- [EXERCISE DIRECTIONS]
The response must contain every line below in which "this" appears.

(Element data from apps and pages)
════════

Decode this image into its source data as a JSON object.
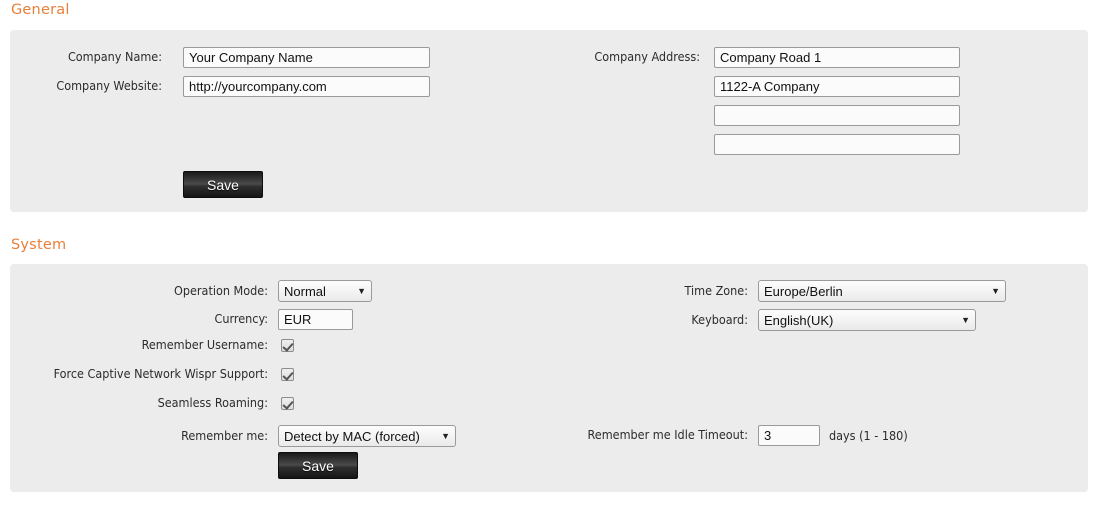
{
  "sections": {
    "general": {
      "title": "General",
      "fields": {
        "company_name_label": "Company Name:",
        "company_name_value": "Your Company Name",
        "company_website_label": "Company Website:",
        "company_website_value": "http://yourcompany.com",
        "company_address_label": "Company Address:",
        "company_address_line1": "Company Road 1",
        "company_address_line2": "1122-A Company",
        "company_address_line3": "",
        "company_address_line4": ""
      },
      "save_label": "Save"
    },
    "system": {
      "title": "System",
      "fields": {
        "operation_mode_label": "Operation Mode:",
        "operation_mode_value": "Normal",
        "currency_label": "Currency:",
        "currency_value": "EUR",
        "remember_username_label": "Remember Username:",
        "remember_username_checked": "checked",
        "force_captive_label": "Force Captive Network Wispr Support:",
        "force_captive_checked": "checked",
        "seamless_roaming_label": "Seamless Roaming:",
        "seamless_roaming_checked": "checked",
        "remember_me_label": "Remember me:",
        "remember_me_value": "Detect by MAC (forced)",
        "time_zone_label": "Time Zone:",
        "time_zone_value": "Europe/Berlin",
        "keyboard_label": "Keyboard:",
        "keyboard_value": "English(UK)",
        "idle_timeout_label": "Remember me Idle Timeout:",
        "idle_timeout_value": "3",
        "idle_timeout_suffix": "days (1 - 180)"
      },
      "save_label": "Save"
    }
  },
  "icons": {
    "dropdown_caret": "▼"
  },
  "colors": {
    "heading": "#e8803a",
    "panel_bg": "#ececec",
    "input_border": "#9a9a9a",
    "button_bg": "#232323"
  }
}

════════

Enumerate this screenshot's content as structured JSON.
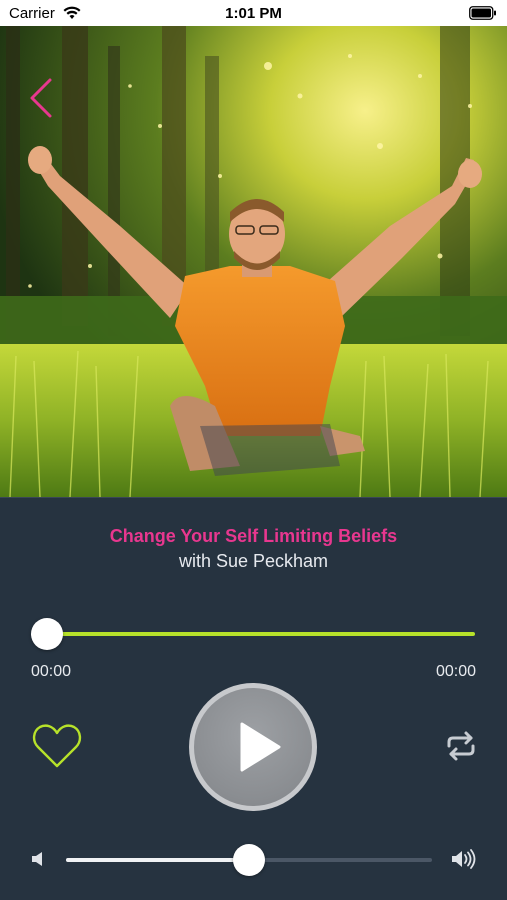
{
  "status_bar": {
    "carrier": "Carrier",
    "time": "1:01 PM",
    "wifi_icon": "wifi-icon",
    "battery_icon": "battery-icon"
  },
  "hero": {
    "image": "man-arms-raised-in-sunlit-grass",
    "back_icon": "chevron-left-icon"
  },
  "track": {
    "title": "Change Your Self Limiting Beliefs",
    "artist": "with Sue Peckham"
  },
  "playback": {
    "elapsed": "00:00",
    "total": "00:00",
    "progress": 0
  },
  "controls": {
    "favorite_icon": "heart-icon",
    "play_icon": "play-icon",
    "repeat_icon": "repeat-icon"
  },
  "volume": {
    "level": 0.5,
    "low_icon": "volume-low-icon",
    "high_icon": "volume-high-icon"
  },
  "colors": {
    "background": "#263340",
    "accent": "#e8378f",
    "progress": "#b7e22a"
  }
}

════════

- [ANSWER SECTION]
Decode this image into its source data as a JSON object.
Enumerate this screenshot's content as structured JSON.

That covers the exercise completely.